In full and without change, repeat the records shown below.

Material for the task
━━━━━━━━━━━━━━━━

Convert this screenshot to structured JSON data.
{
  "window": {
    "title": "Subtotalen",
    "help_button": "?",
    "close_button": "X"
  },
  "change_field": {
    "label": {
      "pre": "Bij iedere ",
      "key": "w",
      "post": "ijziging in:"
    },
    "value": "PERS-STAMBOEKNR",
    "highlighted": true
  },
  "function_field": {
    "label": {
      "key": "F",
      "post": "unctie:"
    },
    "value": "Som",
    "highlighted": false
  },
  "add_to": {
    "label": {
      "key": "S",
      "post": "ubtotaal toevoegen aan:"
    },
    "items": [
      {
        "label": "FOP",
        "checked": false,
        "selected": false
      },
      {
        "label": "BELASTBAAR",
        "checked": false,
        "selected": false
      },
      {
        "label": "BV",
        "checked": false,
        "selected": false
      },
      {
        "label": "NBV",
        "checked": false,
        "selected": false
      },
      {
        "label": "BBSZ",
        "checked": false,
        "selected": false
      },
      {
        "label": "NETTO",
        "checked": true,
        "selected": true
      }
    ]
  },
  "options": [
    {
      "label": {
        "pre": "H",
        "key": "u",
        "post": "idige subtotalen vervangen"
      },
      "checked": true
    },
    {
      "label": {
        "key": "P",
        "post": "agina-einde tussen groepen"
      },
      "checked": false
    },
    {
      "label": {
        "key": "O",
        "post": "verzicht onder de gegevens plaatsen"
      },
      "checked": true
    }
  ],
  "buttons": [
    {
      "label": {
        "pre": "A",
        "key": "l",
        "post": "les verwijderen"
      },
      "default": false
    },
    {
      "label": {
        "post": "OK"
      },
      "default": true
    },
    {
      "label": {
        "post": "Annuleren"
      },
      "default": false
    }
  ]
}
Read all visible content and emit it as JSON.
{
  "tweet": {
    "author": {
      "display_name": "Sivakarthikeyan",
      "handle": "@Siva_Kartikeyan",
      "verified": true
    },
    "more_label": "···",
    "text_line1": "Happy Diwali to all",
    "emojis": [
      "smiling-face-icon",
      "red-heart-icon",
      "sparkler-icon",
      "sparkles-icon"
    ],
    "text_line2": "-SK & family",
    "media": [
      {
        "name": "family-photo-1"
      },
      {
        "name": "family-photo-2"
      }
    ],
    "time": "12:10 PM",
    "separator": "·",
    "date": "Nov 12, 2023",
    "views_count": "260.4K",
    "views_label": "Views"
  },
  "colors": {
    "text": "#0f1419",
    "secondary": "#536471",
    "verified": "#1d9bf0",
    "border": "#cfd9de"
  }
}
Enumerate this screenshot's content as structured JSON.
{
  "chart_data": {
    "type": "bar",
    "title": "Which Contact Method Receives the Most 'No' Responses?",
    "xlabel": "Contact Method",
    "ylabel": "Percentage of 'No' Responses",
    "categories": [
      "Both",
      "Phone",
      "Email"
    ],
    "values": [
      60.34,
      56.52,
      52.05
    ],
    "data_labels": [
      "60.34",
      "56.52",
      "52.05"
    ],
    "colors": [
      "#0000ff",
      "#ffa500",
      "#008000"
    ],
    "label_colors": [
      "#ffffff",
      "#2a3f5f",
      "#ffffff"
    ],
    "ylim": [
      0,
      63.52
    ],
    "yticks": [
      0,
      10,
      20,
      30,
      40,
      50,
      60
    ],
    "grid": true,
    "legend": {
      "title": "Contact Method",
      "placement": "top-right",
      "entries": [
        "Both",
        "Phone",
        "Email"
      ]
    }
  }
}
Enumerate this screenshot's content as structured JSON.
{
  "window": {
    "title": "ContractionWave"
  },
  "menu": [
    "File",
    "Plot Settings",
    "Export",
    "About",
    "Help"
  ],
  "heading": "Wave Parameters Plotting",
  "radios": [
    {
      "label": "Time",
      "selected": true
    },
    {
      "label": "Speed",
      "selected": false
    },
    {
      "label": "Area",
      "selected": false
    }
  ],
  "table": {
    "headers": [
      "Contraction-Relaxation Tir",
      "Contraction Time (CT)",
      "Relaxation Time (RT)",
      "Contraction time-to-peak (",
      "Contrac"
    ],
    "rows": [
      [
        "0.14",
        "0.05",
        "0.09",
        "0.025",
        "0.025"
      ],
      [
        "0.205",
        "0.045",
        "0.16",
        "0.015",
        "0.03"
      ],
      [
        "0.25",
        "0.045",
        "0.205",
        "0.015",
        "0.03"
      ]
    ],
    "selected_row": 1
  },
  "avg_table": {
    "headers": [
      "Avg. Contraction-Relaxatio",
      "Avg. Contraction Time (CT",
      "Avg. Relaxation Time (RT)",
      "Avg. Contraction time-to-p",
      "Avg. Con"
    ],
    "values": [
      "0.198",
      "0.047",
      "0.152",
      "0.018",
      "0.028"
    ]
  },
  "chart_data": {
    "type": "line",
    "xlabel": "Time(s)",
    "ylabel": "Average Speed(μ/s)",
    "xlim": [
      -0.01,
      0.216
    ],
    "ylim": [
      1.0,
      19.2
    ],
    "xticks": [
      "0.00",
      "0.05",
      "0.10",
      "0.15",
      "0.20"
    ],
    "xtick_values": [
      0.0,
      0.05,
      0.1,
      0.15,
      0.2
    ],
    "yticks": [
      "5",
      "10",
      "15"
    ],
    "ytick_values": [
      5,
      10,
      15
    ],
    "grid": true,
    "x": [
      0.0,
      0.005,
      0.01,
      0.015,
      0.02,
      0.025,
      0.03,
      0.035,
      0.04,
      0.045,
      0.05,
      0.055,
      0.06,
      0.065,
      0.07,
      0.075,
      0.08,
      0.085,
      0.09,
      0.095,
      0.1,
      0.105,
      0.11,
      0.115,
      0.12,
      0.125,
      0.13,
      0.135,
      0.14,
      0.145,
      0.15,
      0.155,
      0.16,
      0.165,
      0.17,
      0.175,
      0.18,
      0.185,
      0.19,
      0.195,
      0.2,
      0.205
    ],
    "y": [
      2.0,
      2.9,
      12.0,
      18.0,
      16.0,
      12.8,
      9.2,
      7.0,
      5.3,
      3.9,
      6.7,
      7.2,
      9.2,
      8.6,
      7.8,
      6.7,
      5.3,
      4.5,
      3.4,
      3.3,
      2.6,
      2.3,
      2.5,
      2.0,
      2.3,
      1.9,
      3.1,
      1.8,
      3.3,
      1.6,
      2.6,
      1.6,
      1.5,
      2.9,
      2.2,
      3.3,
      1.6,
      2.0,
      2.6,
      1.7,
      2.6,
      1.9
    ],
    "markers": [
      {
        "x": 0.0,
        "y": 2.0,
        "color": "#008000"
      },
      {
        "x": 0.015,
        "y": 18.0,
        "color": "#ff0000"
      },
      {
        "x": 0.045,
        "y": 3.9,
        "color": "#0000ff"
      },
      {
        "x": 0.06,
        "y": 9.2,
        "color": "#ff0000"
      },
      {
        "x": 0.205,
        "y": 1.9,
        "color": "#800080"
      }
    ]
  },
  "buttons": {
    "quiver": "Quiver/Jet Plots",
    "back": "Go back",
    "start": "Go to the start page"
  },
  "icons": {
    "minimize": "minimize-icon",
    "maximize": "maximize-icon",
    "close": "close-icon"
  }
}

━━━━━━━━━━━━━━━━

Result of this task
Convert this screenshot to structured JSON data.
{
  "window": {
    "title": "Subtotalen",
    "help_button": "?",
    "close_button": "X"
  },
  "change_field": {
    "label": {
      "pre": "Bij iedere ",
      "key": "w",
      "post": "ijziging in:"
    },
    "value": "PERS-STAMBOEKNR",
    "highlighted": true
  },
  "function_field": {
    "label": {
      "key": "F",
      "post": "unctie:"
    },
    "value": "Som",
    "highlighted": false
  },
  "add_to": {
    "label": {
      "key": "S",
      "post": "ubtotaal toevoegen aan:"
    },
    "items": [
      {
        "label": "FOP",
        "checked": false,
        "selected": false
      },
      {
        "label": "BELASTBAAR",
        "checked": false,
        "selected": false
      },
      {
        "label": "BV",
        "checked": false,
        "selected": false
      },
      {
        "label": "NBV",
        "checked": false,
        "selected": false
      },
      {
        "label": "BBSZ",
        "checked": false,
        "selected": false
      },
      {
        "label": "NETTO",
        "checked": true,
        "selected": true
      }
    ]
  },
  "options": [
    {
      "label": {
        "pre": "H",
        "key": "u",
        "post": "idige subtotalen vervangen"
      },
      "checked": true
    },
    {
      "label": {
        "key": "P",
        "post": "agina-einde tussen groepen"
      },
      "checked": false
    },
    {
      "label": {
        "key": "O",
        "post": "verzicht onder de gegevens plaatsen"
      },
      "checked": true
    }
  ],
  "buttons": [
    {
      "label": {
        "pre": "A",
        "key": "l",
        "post": "les verwijderen"
      },
      "default": false
    },
    {
      "label": {
        "post": "OK"
      },
      "default": true
    },
    {
      "label": {
        "post": "Annuleren"
      },
      "default": false
    }
  ]
}
Read all visible content and emit it as JSON.
{
  "tweet": {
    "author": {
      "display_name": "Sivakarthikeyan",
      "handle": "@Siva_Kartikeyan",
      "verified": true
    },
    "more_label": "···",
    "text_line1": "Happy Diwali to all",
    "emojis": [
      "smiling-face-icon",
      "red-heart-icon",
      "sparkler-icon",
      "sparkles-icon"
    ],
    "text_line2": "-SK & family",
    "media": [
      {
        "name": "family-photo-1"
      },
      {
        "name": "family-photo-2"
      }
    ],
    "time": "12:10 PM",
    "separator": "·",
    "date": "Nov 12, 2023",
    "views_count": "260.4K",
    "views_label": "Views"
  },
  "colors": {
    "text": "#0f1419",
    "secondary": "#536471",
    "verified": "#1d9bf0",
    "border": "#cfd9de"
  }
}
Enumerate this screenshot's content as structured JSON.
{
  "chart_data": {
    "type": "bar",
    "title": "Which Contact Method Receives the Most 'No' Responses?",
    "xlabel": "Contact Method",
    "ylabel": "Percentage of 'No' Responses",
    "categories": [
      "Both",
      "Phone",
      "Email"
    ],
    "values": [
      60.34,
      56.52,
      52.05
    ],
    "data_labels": [
      "60.34",
      "56.52",
      "52.05"
    ],
    "colors": [
      "#0000ff",
      "#ffa500",
      "#008000"
    ],
    "label_colors": [
      "#ffffff",
      "#2a3f5f",
      "#ffffff"
    ],
    "ylim": [
      0,
      63.52
    ],
    "yticks": [
      0,
      10,
      20,
      30,
      40,
      50,
      60
    ],
    "grid": true,
    "legend": {
      "title": "Contact Method",
      "placement": "top-right",
      "entries": [
        "Both",
        "Phone",
        "Email"
      ]
    }
  }
}
Enumerate this screenshot's content as structured JSON.
{
  "window": {
    "title": "ContractionWave"
  },
  "menu": [
    "File",
    "Plot Settings",
    "Export",
    "About",
    "Help"
  ],
  "heading": "Wave Parameters Plotting",
  "radios": [
    {
      "label": "Time",
      "selected": true
    },
    {
      "label": "Speed",
      "selected": false
    },
    {
      "label": "Area",
      "selected": false
    }
  ],
  "table": {
    "headers": [
      "Contraction-Relaxation Tir",
      "Contraction Time (CT)",
      "Relaxation Time (RT)",
      "Contraction time-to-peak (",
      "Contrac"
    ],
    "rows": [
      [
        "0.14",
        "0.05",
        "0.09",
        "0.025",
        "0.025"
      ],
      [
        "0.205",
        "0.045",
        "0.16",
        "0.015",
        "0.03"
      ],
      [
        "0.25",
        "0.045",
        "0.205",
        "0.015",
        "0.03"
      ]
    ],
    "selected_row": 1
  },
  "avg_table": {
    "headers": [
      "Avg. Contraction-Relaxatio",
      "Avg. Contraction Time (CT",
      "Avg. Relaxation Time (RT)",
      "Avg. Contraction time-to-p",
      "Avg. Con"
    ],
    "values": [
      "0.198",
      "0.047",
      "0.152",
      "0.018",
      "0.028"
    ]
  },
  "chart_data": {
    "type": "line",
    "xlabel": "Time(s)",
    "ylabel": "Average Speed(μ/s)",
    "xlim": [
      -0.01,
      0.216
    ],
    "ylim": [
      1.0,
      19.2
    ],
    "xticks": [
      "0.00",
      "0.05",
      "0.10",
      "0.15",
      "0.20"
    ],
    "xtick_values": [
      0.0,
      0.05,
      0.1,
      0.15,
      0.2
    ],
    "yticks": [
      "5",
      "10",
      "15"
    ],
    "ytick_values": [
      5,
      10,
      15
    ],
    "grid": true,
    "x": [
      0.0,
      0.005,
      0.01,
      0.015,
      0.02,
      0.025,
      0.03,
      0.035,
      0.04,
      0.045,
      0.05,
      0.055,
      0.06,
      0.065,
      0.07,
      0.075,
      0.08,
      0.085,
      0.09,
      0.095,
      0.1,
      0.105,
      0.11,
      0.115,
      0.12,
      0.125,
      0.13,
      0.135,
      0.14,
      0.145,
      0.15,
      0.155,
      0.16,
      0.165,
      0.17,
      0.175,
      0.18,
      0.185,
      0.19,
      0.195,
      0.2,
      0.205
    ],
    "y": [
      2.0,
      2.9,
      12.0,
      18.0,
      16.0,
      12.8,
      9.2,
      7.0,
      5.3,
      3.9,
      6.7,
      7.2,
      9.2,
      8.6,
      7.8,
      6.7,
      5.3,
      4.5,
      3.4,
      3.3,
      2.6,
      2.3,
      2.5,
      2.0,
      2.3,
      1.9,
      3.1,
      1.8,
      3.3,
      1.6,
      2.6,
      1.6,
      1.5,
      2.9,
      2.2,
      3.3,
      1.6,
      2.0,
      2.6,
      1.7,
      2.6,
      1.9
    ],
    "markers": [
      {
        "x": 0.0,
        "y": 2.0,
        "color": "#008000"
      },
      {
        "x": 0.015,
        "y": 18.0,
        "color": "#ff0000"
      },
      {
        "x": 0.045,
        "y": 3.9,
        "color": "#0000ff"
      },
      {
        "x": 0.06,
        "y": 9.2,
        "color": "#ff0000"
      },
      {
        "x": 0.205,
        "y": 1.9,
        "color": "#800080"
      }
    ]
  },
  "buttons": {
    "quiver": "Quiver/Jet Plots",
    "back": "Go back",
    "start": "Go to the start page"
  },
  "icons": {
    "minimize": "minimize-icon",
    "maximize": "maximize-icon",
    "close": "close-icon"
  }
}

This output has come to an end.